On 3 June Mexican health officials reported that 1,092 people had died from coronavirus (Covid-19) in the past 24 hours – a daily record.
José Luis Alomía, the health ministry’s director of epidemiology, also said that 3,921 new cases were registered over the past 24 hours, bringing the total number of confirmed Covid-19 cases to 101,238, of which 11,729 deaths. The continued rise in cases and fatalities casts further doubt on the decision by the federal government led by President Andrés Manuel López Obrador to start easing lockdown measures. The return to a “new normal” began on 1 June with economic activity gradually resuming on a national level, in line with a four-tiered plan.
- In the press conference yesterday, Alomía said that hospital occupation is at 44% nationally, rising to 74% in Mexico City and the Estado de México.
- Yesterday, deputy health minister Hugo López-Gatell attributed the rise in deaths to the work of a new technical committee, established some weeks ago to better identify which deaths were caused by the virus. He said, “Over the past 20 or 25 days, we have had various cases that were slowly passed on to the registry, for various reasons”, which are only now appearing in the death tallies.
- In an interview with national daily El Universal published yesterday, López-Gatell also appeared to contradict remarks made by President López Obrador on 28 May, that the virus was “under control” in Mexico. López-Gatell said that the virus “was not under control in Mexico or the world” and that what had been meant by “under control” was that the Jornada Nacional de Sana Distancia, the government’s social distancing campaign which ran from 23 March to 31 May, was successful in reducing infection rates.
López Obrador has himself cast doubt on the 'new normal', telling people yesterday, at a press conference in the state of Campeche, to “stay at home” unless it is essential to leave the house. His remarks were made on the third day of a national tour which has been slammed as “irresponsible” by the political opposition given the current pandemic.
In brief: Mexico concludes key negotiation for USMCA

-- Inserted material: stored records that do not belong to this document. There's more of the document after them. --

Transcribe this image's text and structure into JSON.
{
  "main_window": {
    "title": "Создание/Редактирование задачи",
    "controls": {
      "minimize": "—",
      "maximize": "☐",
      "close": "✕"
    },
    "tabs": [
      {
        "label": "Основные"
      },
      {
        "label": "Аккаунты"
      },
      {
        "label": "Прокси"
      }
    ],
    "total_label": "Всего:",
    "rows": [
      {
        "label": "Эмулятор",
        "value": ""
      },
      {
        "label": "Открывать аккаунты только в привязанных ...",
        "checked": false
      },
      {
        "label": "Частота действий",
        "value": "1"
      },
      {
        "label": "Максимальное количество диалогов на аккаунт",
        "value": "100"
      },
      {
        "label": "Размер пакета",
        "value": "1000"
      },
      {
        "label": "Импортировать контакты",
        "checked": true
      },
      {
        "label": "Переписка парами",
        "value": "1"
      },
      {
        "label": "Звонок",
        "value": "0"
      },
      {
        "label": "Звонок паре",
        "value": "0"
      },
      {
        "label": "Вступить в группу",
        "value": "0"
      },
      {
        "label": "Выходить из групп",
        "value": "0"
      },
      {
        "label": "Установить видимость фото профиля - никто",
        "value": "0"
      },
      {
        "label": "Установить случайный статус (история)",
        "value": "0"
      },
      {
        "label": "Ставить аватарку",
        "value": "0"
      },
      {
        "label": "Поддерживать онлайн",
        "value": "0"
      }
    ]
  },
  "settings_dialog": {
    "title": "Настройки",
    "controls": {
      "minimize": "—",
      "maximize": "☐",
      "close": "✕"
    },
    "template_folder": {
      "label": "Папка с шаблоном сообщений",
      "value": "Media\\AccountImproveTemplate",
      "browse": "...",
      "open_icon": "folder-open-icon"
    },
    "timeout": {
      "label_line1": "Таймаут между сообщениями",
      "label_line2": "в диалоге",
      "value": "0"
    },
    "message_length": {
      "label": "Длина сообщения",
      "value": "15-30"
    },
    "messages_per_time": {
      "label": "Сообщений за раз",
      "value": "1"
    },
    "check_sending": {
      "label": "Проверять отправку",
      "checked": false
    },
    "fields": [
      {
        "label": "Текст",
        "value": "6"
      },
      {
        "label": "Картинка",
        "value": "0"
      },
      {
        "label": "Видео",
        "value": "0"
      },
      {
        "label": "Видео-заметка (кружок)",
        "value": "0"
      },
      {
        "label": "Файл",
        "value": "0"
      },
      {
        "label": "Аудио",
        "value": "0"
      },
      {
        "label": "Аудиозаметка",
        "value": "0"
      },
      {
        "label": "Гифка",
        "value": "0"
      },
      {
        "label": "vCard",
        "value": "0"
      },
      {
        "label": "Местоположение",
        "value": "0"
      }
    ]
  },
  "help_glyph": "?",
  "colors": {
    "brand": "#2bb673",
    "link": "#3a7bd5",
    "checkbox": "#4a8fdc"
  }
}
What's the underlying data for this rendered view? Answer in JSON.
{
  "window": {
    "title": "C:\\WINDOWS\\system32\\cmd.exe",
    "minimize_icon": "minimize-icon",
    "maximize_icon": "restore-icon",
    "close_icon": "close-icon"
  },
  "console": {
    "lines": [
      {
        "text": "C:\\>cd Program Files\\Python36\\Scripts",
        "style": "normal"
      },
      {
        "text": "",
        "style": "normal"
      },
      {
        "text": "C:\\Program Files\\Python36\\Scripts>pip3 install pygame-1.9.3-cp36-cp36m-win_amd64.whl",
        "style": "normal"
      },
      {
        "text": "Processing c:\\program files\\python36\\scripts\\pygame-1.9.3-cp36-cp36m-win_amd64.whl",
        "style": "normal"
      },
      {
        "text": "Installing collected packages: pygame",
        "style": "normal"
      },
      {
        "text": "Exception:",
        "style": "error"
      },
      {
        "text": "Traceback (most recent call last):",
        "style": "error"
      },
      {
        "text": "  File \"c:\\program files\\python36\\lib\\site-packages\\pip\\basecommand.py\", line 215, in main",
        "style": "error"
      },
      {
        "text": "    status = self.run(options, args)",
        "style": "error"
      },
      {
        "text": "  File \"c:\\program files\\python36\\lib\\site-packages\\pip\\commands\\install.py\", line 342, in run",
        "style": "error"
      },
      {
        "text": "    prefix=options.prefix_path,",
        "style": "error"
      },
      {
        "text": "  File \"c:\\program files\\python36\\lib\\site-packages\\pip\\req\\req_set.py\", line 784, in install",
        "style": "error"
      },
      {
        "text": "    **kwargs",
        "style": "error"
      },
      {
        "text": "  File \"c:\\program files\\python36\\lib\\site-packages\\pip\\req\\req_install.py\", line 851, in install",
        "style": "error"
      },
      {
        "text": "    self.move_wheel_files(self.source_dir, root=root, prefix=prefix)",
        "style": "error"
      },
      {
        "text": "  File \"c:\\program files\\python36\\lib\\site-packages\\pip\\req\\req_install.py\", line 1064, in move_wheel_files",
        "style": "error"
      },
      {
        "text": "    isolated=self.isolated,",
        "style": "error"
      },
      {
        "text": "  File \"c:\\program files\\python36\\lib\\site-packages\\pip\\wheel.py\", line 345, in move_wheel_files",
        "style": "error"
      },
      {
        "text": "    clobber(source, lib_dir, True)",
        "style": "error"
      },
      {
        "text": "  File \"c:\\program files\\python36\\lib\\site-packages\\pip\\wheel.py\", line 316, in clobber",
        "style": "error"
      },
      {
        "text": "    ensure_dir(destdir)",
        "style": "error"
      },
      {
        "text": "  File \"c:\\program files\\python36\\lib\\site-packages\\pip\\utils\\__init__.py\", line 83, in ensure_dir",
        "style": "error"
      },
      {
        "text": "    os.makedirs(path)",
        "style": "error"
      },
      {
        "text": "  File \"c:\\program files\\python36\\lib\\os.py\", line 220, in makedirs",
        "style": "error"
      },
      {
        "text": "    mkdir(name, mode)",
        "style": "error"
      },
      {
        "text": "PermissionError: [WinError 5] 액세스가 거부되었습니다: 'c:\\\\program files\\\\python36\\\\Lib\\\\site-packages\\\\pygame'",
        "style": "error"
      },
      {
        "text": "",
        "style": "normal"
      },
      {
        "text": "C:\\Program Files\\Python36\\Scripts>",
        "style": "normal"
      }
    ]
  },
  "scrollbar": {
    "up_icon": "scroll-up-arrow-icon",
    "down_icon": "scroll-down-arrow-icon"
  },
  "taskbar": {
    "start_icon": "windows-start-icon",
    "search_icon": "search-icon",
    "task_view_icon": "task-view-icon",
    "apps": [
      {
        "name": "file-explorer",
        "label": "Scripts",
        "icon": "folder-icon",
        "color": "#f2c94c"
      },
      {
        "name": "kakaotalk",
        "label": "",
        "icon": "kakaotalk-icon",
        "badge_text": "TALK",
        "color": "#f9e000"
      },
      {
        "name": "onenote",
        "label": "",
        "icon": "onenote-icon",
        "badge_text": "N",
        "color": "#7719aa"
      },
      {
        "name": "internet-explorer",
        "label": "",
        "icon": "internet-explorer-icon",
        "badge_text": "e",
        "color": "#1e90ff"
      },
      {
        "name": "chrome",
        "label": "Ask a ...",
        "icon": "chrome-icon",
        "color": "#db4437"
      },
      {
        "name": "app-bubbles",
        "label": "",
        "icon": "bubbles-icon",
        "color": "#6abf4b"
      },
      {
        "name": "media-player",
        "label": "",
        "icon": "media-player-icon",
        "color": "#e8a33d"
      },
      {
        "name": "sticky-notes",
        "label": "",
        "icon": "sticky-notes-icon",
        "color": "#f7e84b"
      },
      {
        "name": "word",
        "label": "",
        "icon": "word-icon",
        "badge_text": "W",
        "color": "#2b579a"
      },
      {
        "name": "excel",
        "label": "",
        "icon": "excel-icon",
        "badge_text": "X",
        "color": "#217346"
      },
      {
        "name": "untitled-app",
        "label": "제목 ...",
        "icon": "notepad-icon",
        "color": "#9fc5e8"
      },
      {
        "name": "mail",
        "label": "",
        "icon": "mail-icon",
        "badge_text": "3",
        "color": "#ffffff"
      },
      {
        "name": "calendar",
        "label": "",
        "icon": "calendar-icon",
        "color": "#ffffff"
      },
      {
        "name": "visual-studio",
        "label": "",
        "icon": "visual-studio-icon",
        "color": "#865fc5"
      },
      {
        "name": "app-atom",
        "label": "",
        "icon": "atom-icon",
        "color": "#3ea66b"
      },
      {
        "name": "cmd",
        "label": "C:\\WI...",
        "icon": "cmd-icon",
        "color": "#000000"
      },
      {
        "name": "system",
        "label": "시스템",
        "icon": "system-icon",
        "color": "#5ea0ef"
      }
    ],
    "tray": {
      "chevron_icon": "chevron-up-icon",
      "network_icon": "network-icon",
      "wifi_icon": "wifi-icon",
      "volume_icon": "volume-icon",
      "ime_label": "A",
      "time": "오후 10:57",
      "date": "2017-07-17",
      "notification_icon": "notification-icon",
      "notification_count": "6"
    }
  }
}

* Mexico’s economy ministry has reported that it has concluded technical negotiations with its counterparts in the US and Canada on the uniform regulations of the US-Mexico-Canada Agreement (USMCA), and published the agreed regulations accordingly. The clarification of the rules, which regulate central aspects of the trade deal such as origin requirements and customs administration, was a key demand by the principal vehicle and parts manufacturing unions in Mexico, which have lobbied the government since March to postpone the implementation of the USMCA to give firms more time to adjust to the new rules. This negotiation was one of the final unresolved matters ahead of the agreement coming into force on 1 July.